Just east (in the woods) of the parking turnout, and accessed by an old roadway, are the foundations of two Camp Hadley buildings: an apparent water pumping station on the north, and a vehicle maintenance shop to the south. A few feet behind these, in a wetland drainage area, is a raised slab of a probable well or spring house. Note the stone-lined and culverted stream beds, “landscaped” with arborvitae trees, that circumscribe the well house slab, and then lead to a firepond. The spur trail can be accessed here just north of the firepond, then follow the old roadbed trail 200 feet to where it joins the main trail from Trailhead 1.
From Trailhead 1 by the Camp Hadley sign, follow the blazes along the old hardtopped access road for 460 feet to where the road splits. The left fork (unblazed) leads to the first of two road loops that circle back to the main road and trail. (To the left of the road split, the spur trail cuts sharply back to the pond and the camp water supply system mentioned earlier.) Follow the right fork into the main encampment area. Almost immediately on the right is the collapsed stone chimney and fireplace of an “administrator’s” cabin, one of several scattered to the south. The locations of these cabins, as well as other buildings and walkways are marked by yews and arborvitaes that once decorated the camp.
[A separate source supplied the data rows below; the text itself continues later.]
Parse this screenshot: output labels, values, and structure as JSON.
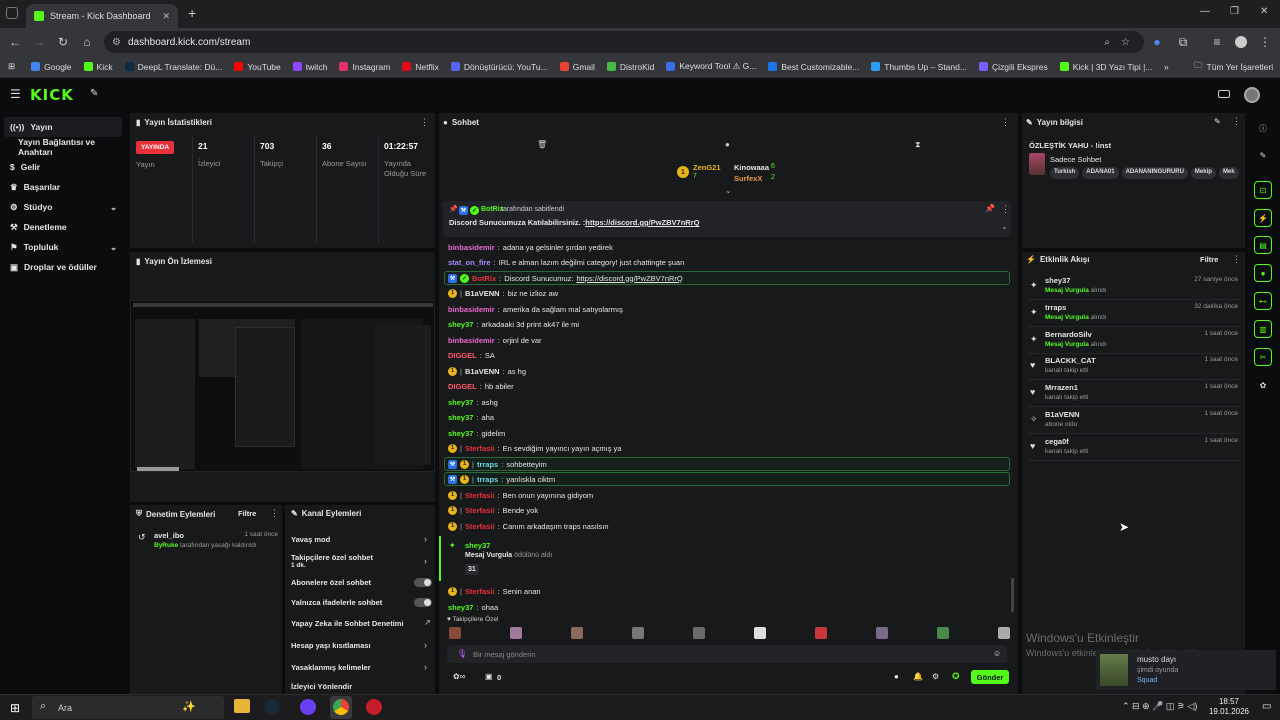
{
  "browser": {
    "tab_title": "Stream - Kick Dashboard",
    "url": "dashboard.kick.com/stream",
    "bookmarks": [
      "Google",
      "Kick",
      "DeepL Translate: Dü...",
      "YouTube",
      "twitch",
      "Instagram",
      "Netflix",
      "Dönüştürücü: YouTu...",
      "Gmail",
      "DistroKid",
      "Keyword Tool ⚠ G...",
      "Best Customizable...",
      "Thumbs Up – Stand...",
      "Çizgili Ekspres",
      "Kick | 3D Yazı Tipi |..."
    ],
    "all_bookmarks": "Tüm Yer İşaretleri",
    "bookmark_colors": [
      "#4285f4",
      "#53fc18",
      "#0f2b46",
      "#ff0000",
      "#9146ff",
      "#e1306c",
      "#e50914",
      "#5865f2",
      "#ea4335",
      "#44bb44",
      "#3a6ee8",
      "#1b73e8",
      "#2a9df4",
      "#7a5cff",
      "#53fc18"
    ]
  },
  "app": {
    "logo": "KICK"
  },
  "sidebar": {
    "items": [
      {
        "label": "Yayın",
        "icon": "broadcast-icon"
      },
      {
        "label": "Yayın Bağlantısı ve Anahtarı",
        "icon": ""
      },
      {
        "label": "Gelir",
        "icon": "money-icon"
      },
      {
        "label": "Başarılar",
        "icon": "trophy-icon"
      },
      {
        "label": "Stüdyo",
        "icon": "studio-icon"
      },
      {
        "label": "Denetleme",
        "icon": "hammer-icon"
      },
      {
        "label": "Topluluk",
        "icon": "community-icon"
      },
      {
        "label": "Droplar ve ödüller",
        "icon": "gift-icon"
      }
    ]
  },
  "stats": {
    "title": "Yayın İstatistikleri",
    "live_badge": "YAYINDA",
    "status_label": "Yayın",
    "viewers_value": "21",
    "viewers_label": "İzleyici",
    "followers_value": "703",
    "followers_label": "Takipçi",
    "subs_value": "36",
    "subs_label": "Abone Sayısı",
    "uptime_value": "01:22:57",
    "uptime_label": "Yayında Olduğu Süre"
  },
  "preview": {
    "title": "Yayın Ön İzlemesi"
  },
  "mod_actions": {
    "title": "Denetim Eylemleri",
    "filter": "Filtre",
    "item_user": "avel_ibo",
    "item_time": "1 saat önce",
    "item_actor": "ByRuke",
    "item_text": "tarafından yasağı kaldırıldı"
  },
  "channel_actions": {
    "title": "Kanal Eylemleri",
    "items": [
      "Yavaş mod",
      "Takipçilere özel sohbet",
      "Abonelere özel sohbet",
      "Yalnızca ifadelerle sohbet",
      "Yapay Zeka ile Sohbet Denetimi",
      "Hesap yaşı kısıtlaması",
      "Yasaklanmış kelimeler",
      "İzleyici Yönlendir"
    ],
    "followers_sub": "1 dk."
  },
  "chat": {
    "title": "Sohbet",
    "top_gifters": [
      {
        "name": "ZenG21",
        "count": "7"
      },
      {
        "name": "Kinowaaa",
        "count": "6"
      },
      {
        "name": "SurfexX",
        "count": "2"
      }
    ],
    "pinned_by": "BotRix",
    "pinned_by_text": "tarafından sabitlendi",
    "pinned_prefix": "Discord Sunucumuza Katılabilirsiniz. :",
    "pinned_link": "https://discord.gg/PwZBV7nRrQ",
    "messages": [
      {
        "user": "binbasidemir",
        "text": "adana ya gelsinler şırdan yedirek",
        "color": "#e86ad0"
      },
      {
        "user": "stat_on_fire",
        "text": "IRL e alman lazım değilmi category! just chattingte şuan",
        "color": "#a98cff"
      },
      {
        "user": "BotRix",
        "text": "Discord Sunucumuz: ",
        "link": "https://discord.gg/PwZBV7nRrQ",
        "color": "#e8303a"
      },
      {
        "user": "B1aVENN",
        "text": "biz ne izlioz aw",
        "color": "#e6e6e6"
      },
      {
        "user": "binbasidemir",
        "text": "amerika da sağlam mal satıyolarmış",
        "color": "#e86ad0"
      },
      {
        "user": "shey37",
        "text": "arkadaaki 3d print ak47 ile mi",
        "color": "#53fc18"
      },
      {
        "user": "binbasidemir",
        "text": "orjinl de var",
        "color": "#e86ad0"
      },
      {
        "user": "DIGGEL",
        "text": "SA",
        "color": "#ff5a6a"
      },
      {
        "user": "B1aVENN",
        "text": "as hg",
        "color": "#e6e6e6"
      },
      {
        "user": "DIGGEL",
        "text": "hb abiler",
        "color": "#ff5a6a"
      },
      {
        "user": "shey37",
        "text": "ashg",
        "color": "#53fc18"
      },
      {
        "user": "shey37",
        "text": "aha",
        "color": "#53fc18"
      },
      {
        "user": "shey37",
        "text": "gidelim",
        "color": "#53fc18"
      },
      {
        "user": "Sterfasii",
        "text": "En sevdiğim yayıncı yayın açmış ya",
        "color": "#e8303a"
      },
      {
        "user": "trraps",
        "text": "sohbetteyim",
        "color": "#6ad8e8"
      },
      {
        "user": "trraps",
        "text": "yanlıskla ciktm",
        "color": "#6ad8e8"
      },
      {
        "user": "Sterfasii",
        "text": "Ben onun yayınına gidiyom",
        "color": "#e8303a"
      },
      {
        "user": "Sterfasii",
        "text": "Bende yok",
        "color": "#e8303a"
      },
      {
        "user": "Sterfasii",
        "text": "Canım arkadaşım traps nasılsın",
        "color": "#e8303a"
      }
    ],
    "reward_user": "shey37",
    "reward_title": "Mesaj Vurgula",
    "reward_text": "ödülünü aldı",
    "reward_value": "31",
    "messages2": [
      {
        "user": "Sterfasii",
        "text": "Senin anan",
        "color": "#e8303a"
      },
      {
        "user": "shey37",
        "text": "ohaa",
        "color": "#53fc18"
      }
    ],
    "followers_only": "Takipçilere Özel",
    "input_placeholder": "Bir mesaj gönderin",
    "points": "0",
    "send": "Gönder"
  },
  "stream_info": {
    "title": "Yayın bilgisi",
    "stream_title": "ÖZLEŞTİK YAHU - !inst",
    "category": "Sadece Sohbet",
    "tags": [
      "Turkish",
      "ADANA01",
      "ADANANINGURURU",
      "Mekip",
      "Mek"
    ]
  },
  "activity": {
    "title": "Etkinlik Akışı",
    "filter": "Filtre",
    "items": [
      {
        "user": "shey37",
        "desc_hl": "Mesaj Vurgula",
        "desc": "alındı",
        "time": "27 saniye önce",
        "icon": "star-icon"
      },
      {
        "user": "trraps",
        "desc_hl": "Mesaj Vurgula",
        "desc": "alındı",
        "time": "32 dakika önce",
        "icon": "star-icon"
      },
      {
        "user": "BernardoSilv",
        "desc_hl": "Mesaj Vurgula",
        "desc": "alındı",
        "time": "1 saat önce",
        "icon": "star-icon"
      },
      {
        "user": "BLACKK_CAT",
        "desc_hl": "",
        "desc": "kanalı takip etti",
        "time": "1 saat önce",
        "icon": "heart-icon"
      },
      {
        "user": "Mrrazen1",
        "desc_hl": "",
        "desc": "kanalı takip etti",
        "time": "1 saat önce",
        "icon": "heart-icon"
      },
      {
        "user": "B1aVENN",
        "desc_hl": "",
        "desc": "abone oldu",
        "time": "1 saat önce",
        "icon": "sparkle-icon"
      },
      {
        "user": "cega0f",
        "desc_hl": "",
        "desc": "kanalı takip etti",
        "time": "1 saat önce",
        "icon": "heart-icon"
      }
    ]
  },
  "windows": {
    "activate_title": "Windows'u Etkinleştir",
    "activate_sub": "Windows'u etkinleştirmek için Ayarlar'a gidin.",
    "search": "Ara",
    "time": "18:57",
    "date": "19.01.2026"
  },
  "notification": {
    "name": "musto dayı",
    "status": "şimdi oyunda",
    "game": "Squad"
  }
}
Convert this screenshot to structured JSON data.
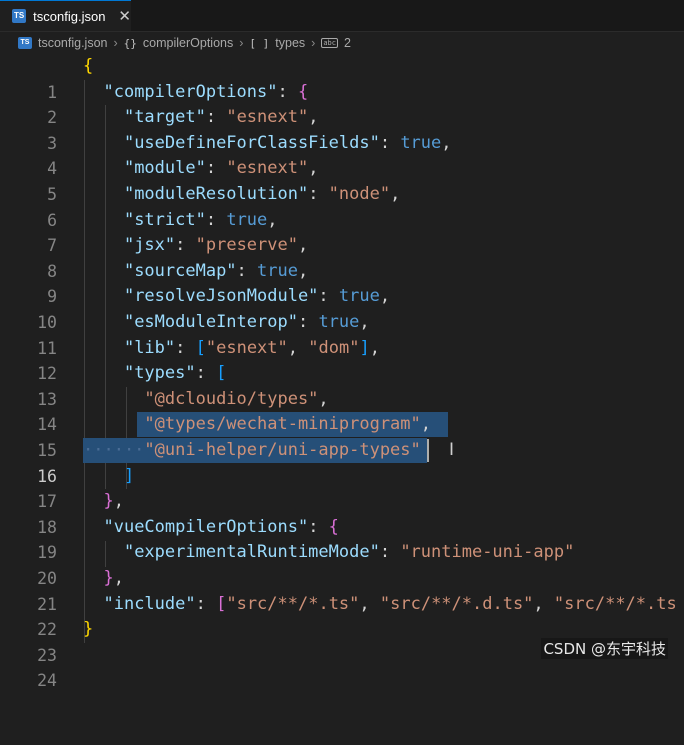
{
  "tab": {
    "filename": "tsconfig.json",
    "close": "✕",
    "badge": "TS"
  },
  "breadcrumb": {
    "file": "tsconfig.json",
    "obj_glyph": "{}",
    "section": "compilerOptions",
    "arr_glyph": "[ ]",
    "key": "types",
    "count_icon": "abc",
    "count": "2"
  },
  "lines": [
    {
      "n": "1"
    },
    {
      "n": "2"
    },
    {
      "n": "3"
    },
    {
      "n": "4"
    },
    {
      "n": "5"
    },
    {
      "n": "6"
    },
    {
      "n": "7"
    },
    {
      "n": "8"
    },
    {
      "n": "9"
    },
    {
      "n": "10"
    },
    {
      "n": "11"
    },
    {
      "n": "12"
    },
    {
      "n": "13"
    },
    {
      "n": "14"
    },
    {
      "n": "15"
    },
    {
      "n": "16"
    },
    {
      "n": "17"
    },
    {
      "n": "18"
    },
    {
      "n": "19"
    },
    {
      "n": "20"
    },
    {
      "n": "21"
    },
    {
      "n": "22"
    },
    {
      "n": "23"
    },
    {
      "n": "24"
    }
  ],
  "code": {
    "l2_key": "\"compilerOptions\"",
    "l3_key": "\"target\"",
    "l3_val": "\"esnext\"",
    "l4_key": "\"useDefineForClassFields\"",
    "l4_val": "true",
    "l5_key": "\"module\"",
    "l5_val": "\"esnext\"",
    "l6_key": "\"moduleResolution\"",
    "l6_val": "\"node\"",
    "l7_key": "\"strict\"",
    "l7_val": "true",
    "l8_key": "\"jsx\"",
    "l8_val": "\"preserve\"",
    "l9_key": "\"sourceMap\"",
    "l9_val": "true",
    "l10_key": "\"resolveJsonModule\"",
    "l10_val": "true",
    "l11_key": "\"esModuleInterop\"",
    "l11_val": "true",
    "l12_key": "\"lib\"",
    "l12_val1": "\"esnext\"",
    "l12_val2": "\"dom\"",
    "l13_key": "\"types\"",
    "l14_val": "\"@dcloudio/types\"",
    "l15_val": "\"@types/wechat-miniprogram\"",
    "l16_val": "\"@uni-helper/uni-app-types\"",
    "l19_key": "\"vueCompilerOptions\"",
    "l20_key": "\"experimentalRuntimeMode\"",
    "l20_val": "\"runtime-uni-app\"",
    "l22_key": "\"include\"",
    "l22_val1": "\"src/**/*.ts\"",
    "l22_val2": "\"src/**/*.d.ts\"",
    "l22_val3": "\"src/**/*.ts"
  },
  "watermark": "CSDN @东宇科技",
  "colors": {
    "key": "#9cdcfe",
    "string": "#ce9178",
    "bool": "#569cd6",
    "selection": "#264f78"
  }
}
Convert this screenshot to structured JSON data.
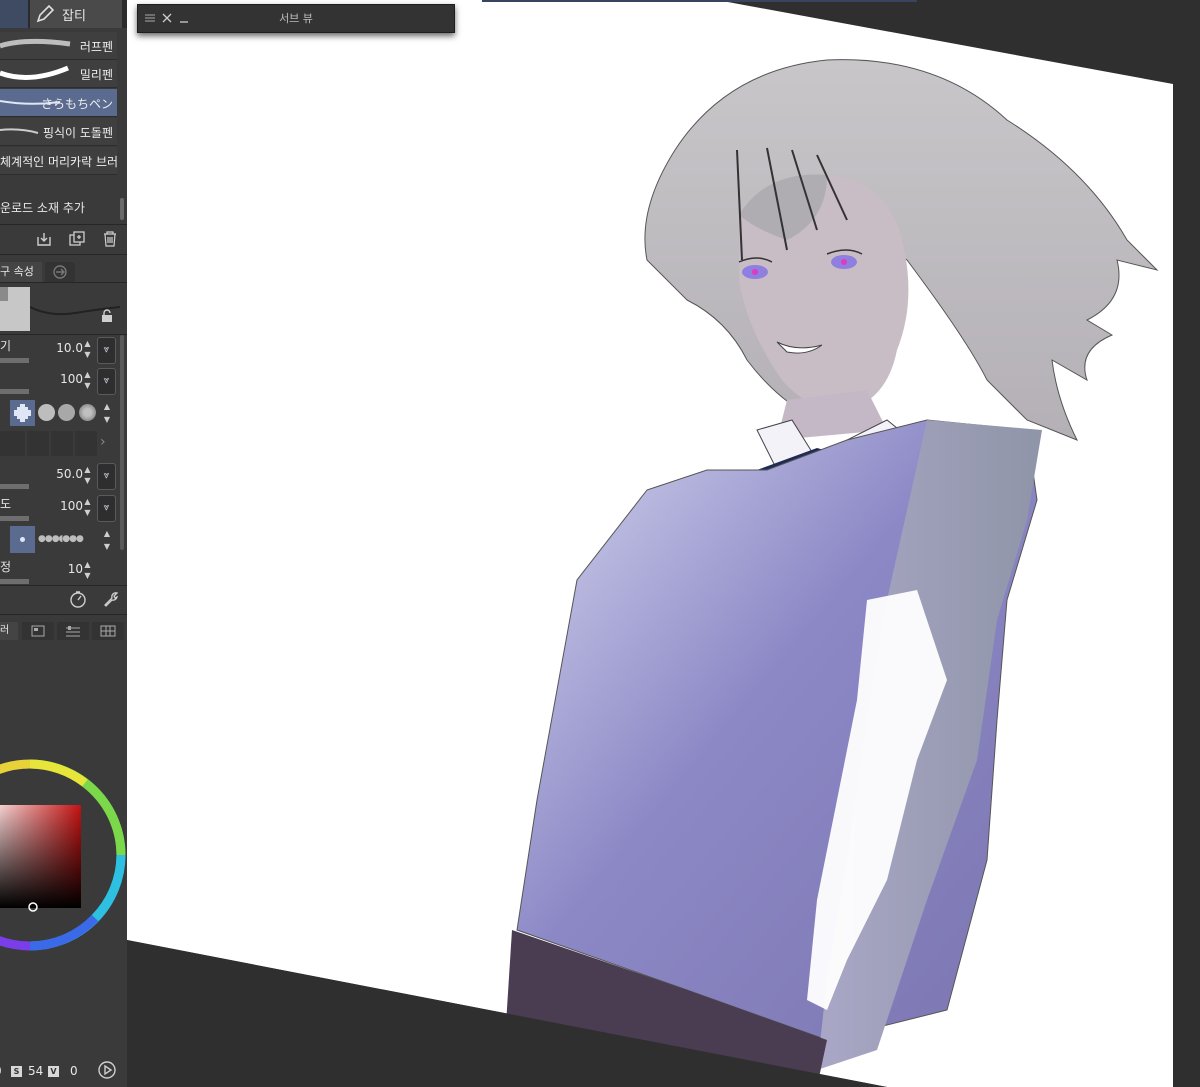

A few feet beyond, and just before another road split, a descending stone stairway on the right leads to the probable location of a barracks building. Stone work and culverting in this lower area to the north reveal that it was once crisscrossed with roads and walkways.
Again, take the right fork and follow the trail, which soon splits, passing either to the left side of most of the camp ruins, or swings right, passing around through the camp before rejoining. Check the sketch map for details of building locations and probable uses—and note once more the landscape arborvitae and yews that guard the entrances and mark corners and walkways.
From the CCC camp, continue east following blue blazes, passing on the left a series of four excavations (whose former purpose is not clear), one with a stone-lined drainage ditch leading to a small pond, which in turn is drained. The trail enters a small clearing near the State Forest boundary and circles north and near the east end of the small pond, crossing the drainage ditch. Shortly thereafter, the trail cuts east to the banks of a wide, slow-moving stream and wetland. Follow the west bank of the stream carefully for about 100 feet to a step-stone crossing (difficult in times of high water). Once across, turn left and follow the trail first north and eventually northeast, where it ascends a few feet, passing near where some very large tulip poplar and oaks were cut in the 1997 harvest operation. Eventually (0.6 mile from Trailhead 1), at the crest of a ridge-knoll, the trail nears Ridge Road and the short spur to Trailhead 2. On the knoll top is a rock outcrop (C) where glimpses can be had of the forest just traveled. The trail parallels Ridge Road for nearly 300 feet to an old logging road. Here it turns either east (right) 175 feet to Trailhead 3 on Ridge Road, or west and then ascends gradually to higher ground by an old field corner marked by stone walls. Continue north to a wide stream crossing near State Forest boundary. This block of state forest was harvested in 1990. Note the young beech and other tree species that are now beginning to grow in the openings created when canopy trees were removed. A few hundred feet beyond, the trail ends where it joins Trail #6. (See the composite map to check the several options). To the right, Trail #6 ends in 200 feet; 200 feet to the left it branches, going either right (north) to join Trail #7 and exiting on Warpas Road near the Church of Latter Day Saints, or straight west back to Trailhead 2 (Trail #6) on Warpas Road. From Trailhead 2 back to the parking area along Warpas Road is 0.4 mile.
Camp Hadley, one of 23 such camps in Connecticut, was built in 1935 by men billeted at an already established camp in Chatfield Hollow. About 200 young men between the ages of 18 and 25, including 18 supervisors and foremen, were assigned here. The CCC was a program of the WPA (Works Project Administration), established by President Franklin Delano Roosevelt during the depression. This program provided employment for young men. Conservation jobs included creation of parks, road construction, etc. Camp Hadley men were of great benefit in cleaning up Madison after the 1938 hurricane.
The Corps ended when World War II began in 1941. The camp buildings, built to Army specifications, included large barracks, a mess hall, recreation hall, water pumping station, vehicle maintenance garage, latrine, cabins for camp superintendent and supervisors, chapel and several others.
CCC poster painted by Harry Rossoll (uncle of MLCT board member Julie Ainsworth) who was an artist for the Forest Service. Top: A young hiker examines what’s left of Camp Hadley today.